The proceedings last month took an abrupt turn after Dill said he had requested that county attorneys draft a resolution in preparation of an investigation into Yagong’s activities. Yagong then accused Dill of an ethical violation, saying Dill had previously requested that Yagong hire Dill’s brother for a council aide position, which Dill denied.
Yagong later told Big Island Now that he suspected Dill was looking for “payback” because his brother was not hired for the post.
Renee Schoen, the county attorney assigned to the Ethics Board, told Yagong at last month’s meeting that the proper approach to accusing Dill of unethical behavior would be to file an affidavit that would be taken up by the other board members.
At today’s meeting, Dill turned the meeting over to newly designated Vice Chairman Bernard Balsis, saying he was doing so for the sake of “fairness.” He also said he was again denying Yagong’s allegations from last month and believed he could be fair and impartial on the question of Yagong’s election activities.
Balsis then asked the two other members of the board present whether they had questions or comments on Dill’s participation, and after hearing none Dill said he would participate in the proceedings.
Balsis also noted that Yagong had not filed an affidavit accusing Dill of impropriety.
Board members then briefly questioned Yagong about his role in the election process, to which he responded that in addition to hiring County Clerk Jamae Kawauchi, with the support of the council’s majority, he also helped schedule meeting with Elections Division staff and precinct officials in preparation for the November election.
Yagong noted that he has no involvement in the hiring of election poll workers, which is handled by the state.
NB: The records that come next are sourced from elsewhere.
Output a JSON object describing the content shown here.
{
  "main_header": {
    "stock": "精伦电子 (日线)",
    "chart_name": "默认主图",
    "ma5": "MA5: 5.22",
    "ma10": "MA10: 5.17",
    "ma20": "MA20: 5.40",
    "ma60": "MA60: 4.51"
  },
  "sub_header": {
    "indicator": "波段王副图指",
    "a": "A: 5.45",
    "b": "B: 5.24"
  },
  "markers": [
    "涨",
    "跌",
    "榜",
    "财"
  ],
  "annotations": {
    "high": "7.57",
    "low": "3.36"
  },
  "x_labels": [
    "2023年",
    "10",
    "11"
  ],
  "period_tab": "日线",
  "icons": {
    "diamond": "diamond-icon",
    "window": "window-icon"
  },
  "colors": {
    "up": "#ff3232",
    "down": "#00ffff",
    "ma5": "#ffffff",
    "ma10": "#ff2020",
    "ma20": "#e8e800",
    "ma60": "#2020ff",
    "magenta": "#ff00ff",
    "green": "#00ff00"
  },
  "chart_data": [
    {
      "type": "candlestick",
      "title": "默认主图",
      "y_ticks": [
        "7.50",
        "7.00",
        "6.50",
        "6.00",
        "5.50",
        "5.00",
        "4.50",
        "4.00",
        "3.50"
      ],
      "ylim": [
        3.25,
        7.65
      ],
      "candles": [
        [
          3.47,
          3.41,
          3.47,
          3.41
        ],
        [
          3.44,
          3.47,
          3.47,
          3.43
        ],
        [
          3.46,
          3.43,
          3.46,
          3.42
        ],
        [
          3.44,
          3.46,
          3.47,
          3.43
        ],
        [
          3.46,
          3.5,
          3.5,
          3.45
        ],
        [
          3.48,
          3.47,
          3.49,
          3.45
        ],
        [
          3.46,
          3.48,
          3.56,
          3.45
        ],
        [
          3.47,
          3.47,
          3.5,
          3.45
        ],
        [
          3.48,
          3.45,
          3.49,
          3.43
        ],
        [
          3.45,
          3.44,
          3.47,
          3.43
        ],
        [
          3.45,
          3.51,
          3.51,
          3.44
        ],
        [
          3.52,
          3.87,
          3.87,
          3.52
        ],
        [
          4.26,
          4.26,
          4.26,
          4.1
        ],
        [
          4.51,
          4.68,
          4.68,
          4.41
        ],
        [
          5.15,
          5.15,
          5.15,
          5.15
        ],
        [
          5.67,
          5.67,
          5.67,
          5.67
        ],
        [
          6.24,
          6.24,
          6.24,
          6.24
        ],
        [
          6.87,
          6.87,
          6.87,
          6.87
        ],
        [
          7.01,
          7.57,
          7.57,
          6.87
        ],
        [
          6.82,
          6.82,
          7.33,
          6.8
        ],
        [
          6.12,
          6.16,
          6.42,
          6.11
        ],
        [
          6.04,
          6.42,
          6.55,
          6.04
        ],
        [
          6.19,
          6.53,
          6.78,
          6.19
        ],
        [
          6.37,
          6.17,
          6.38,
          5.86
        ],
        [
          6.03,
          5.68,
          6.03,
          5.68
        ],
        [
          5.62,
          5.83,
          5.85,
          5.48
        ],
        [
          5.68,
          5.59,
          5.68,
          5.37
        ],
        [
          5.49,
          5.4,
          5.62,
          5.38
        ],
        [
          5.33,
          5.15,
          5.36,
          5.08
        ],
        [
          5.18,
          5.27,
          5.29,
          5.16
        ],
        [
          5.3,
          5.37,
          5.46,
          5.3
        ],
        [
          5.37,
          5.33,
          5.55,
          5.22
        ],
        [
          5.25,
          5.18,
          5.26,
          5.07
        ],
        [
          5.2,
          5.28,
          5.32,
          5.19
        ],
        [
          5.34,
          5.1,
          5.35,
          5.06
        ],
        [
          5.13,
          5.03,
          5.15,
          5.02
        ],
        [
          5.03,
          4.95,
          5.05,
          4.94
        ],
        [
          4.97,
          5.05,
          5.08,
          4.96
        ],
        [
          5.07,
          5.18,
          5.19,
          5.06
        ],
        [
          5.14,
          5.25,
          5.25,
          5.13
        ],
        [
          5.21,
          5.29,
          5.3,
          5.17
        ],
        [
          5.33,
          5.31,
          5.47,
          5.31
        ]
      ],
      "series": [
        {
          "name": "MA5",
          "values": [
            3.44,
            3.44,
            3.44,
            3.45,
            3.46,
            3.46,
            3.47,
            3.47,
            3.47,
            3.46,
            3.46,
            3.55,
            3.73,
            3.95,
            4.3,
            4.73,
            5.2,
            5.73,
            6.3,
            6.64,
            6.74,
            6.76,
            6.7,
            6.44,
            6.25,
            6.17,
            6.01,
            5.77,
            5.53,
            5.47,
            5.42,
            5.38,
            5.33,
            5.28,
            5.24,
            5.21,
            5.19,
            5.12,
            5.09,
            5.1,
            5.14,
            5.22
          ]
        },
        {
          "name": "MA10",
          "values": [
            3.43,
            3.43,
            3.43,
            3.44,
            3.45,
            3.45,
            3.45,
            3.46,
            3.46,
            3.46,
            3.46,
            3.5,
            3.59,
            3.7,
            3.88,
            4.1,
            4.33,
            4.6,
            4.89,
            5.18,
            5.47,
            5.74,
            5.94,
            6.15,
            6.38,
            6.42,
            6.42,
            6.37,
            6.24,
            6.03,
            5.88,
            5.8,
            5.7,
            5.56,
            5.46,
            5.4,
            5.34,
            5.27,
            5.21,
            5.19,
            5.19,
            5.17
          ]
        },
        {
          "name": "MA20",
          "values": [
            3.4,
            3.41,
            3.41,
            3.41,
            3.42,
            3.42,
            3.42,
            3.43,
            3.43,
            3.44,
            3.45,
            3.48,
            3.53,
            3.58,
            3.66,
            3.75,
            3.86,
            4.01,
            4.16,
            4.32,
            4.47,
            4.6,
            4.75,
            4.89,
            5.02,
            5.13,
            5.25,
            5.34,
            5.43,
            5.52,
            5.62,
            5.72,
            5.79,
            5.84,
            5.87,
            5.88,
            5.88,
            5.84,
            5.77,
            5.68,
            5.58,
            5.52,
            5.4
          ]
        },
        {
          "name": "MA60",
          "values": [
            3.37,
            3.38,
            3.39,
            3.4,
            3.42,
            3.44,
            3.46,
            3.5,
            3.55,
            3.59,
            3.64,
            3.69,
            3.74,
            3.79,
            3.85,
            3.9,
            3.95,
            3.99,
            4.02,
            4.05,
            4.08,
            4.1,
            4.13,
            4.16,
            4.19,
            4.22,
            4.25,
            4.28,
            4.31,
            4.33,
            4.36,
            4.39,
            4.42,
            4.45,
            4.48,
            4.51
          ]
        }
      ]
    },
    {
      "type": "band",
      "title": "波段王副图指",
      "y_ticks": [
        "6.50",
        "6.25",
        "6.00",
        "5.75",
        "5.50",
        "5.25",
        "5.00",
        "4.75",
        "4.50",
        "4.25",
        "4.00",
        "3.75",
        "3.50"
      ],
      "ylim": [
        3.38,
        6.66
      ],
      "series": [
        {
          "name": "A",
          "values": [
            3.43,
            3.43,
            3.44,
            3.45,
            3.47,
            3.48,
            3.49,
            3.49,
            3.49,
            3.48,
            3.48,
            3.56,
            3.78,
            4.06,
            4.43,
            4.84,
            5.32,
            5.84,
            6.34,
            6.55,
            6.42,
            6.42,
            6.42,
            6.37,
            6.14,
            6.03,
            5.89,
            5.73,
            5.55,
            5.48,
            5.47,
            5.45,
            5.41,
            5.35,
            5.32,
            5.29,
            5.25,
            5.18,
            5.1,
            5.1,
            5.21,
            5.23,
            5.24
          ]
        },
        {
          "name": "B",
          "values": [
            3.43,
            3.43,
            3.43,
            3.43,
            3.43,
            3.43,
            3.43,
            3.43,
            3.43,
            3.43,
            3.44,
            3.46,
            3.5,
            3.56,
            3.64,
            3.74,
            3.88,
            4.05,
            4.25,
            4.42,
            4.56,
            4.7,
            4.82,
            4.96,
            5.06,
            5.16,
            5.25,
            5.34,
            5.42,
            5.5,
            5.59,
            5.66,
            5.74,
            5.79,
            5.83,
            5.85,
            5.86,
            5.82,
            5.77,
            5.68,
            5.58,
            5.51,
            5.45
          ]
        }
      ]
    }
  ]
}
Board members also noted that the state has recently taken over from the county most of the election responsibilities for the upcoming election.
Board member Arne Henricks then said he believed Yagong was sufficiently removed from the election process, particularly in District 1 where his daughter is running.
However, several board members still had questions about the state’s upcoming election role and how it affected Yagong.
“I assure this body at this time that whatever the plan is worked out between the state and the county clerk’s office it has nothing to do with the chairman’s office,” Yagong said.
A motion was then made to conduct an informal investigation of Yagong’s activities “to keep the process public.”
However, while Dill and board member Glen Hisashima voted in favor of the motion, Henricks and Balsis voted against it. Because board member David Heaukulani was absent, the motion failed on the 2-2 tie.
Yagong told Big Island Now he was pleased the matter had been resolved.
“I’ve always thought from the beginning that it was a distraction,” he said. “I’m glad it’s over.”
In other matters, the board took up a petition from Big Island blogger Tiffany Edwards Hunt alleging that Kawauchi had violated the county ethics code by showing preferential treatment to some members of the media and by not acting in a “courteous, fair and impartial manner.”
Edwards Hunt told board members that Kawauchi had reneged on a promise to meet with her early on primary election day. She said she also felt the clerk was “stonewalling” her attempts to report on election matters.
Dill recused himself from the discussion because he had previously written a letter to the state Office of Elections saying he believed Kawauchi should be removed from her post.
At the September meeting, Kawauchi also accused Dill of unethical behavior, citing as evidence the letter she said he wrote under Board of Ethics letterhead.
Dill has maintained he wrote the letter as a private citizen, and today Schoen said she had obtained a copy of the July 25 letter from the state and confirmed that it was not written on Board of Ethics stationery.
The board eventually voted to obtain more information from Kawauchi and take up the matter again at its next meeting.
The board also voted to postpone consideration of a petition alleging that county employees attending union meetings where they meet with candidates for political office is a violation of the ethics code. Members said they needed additional time to study information obtained from the state on similar case.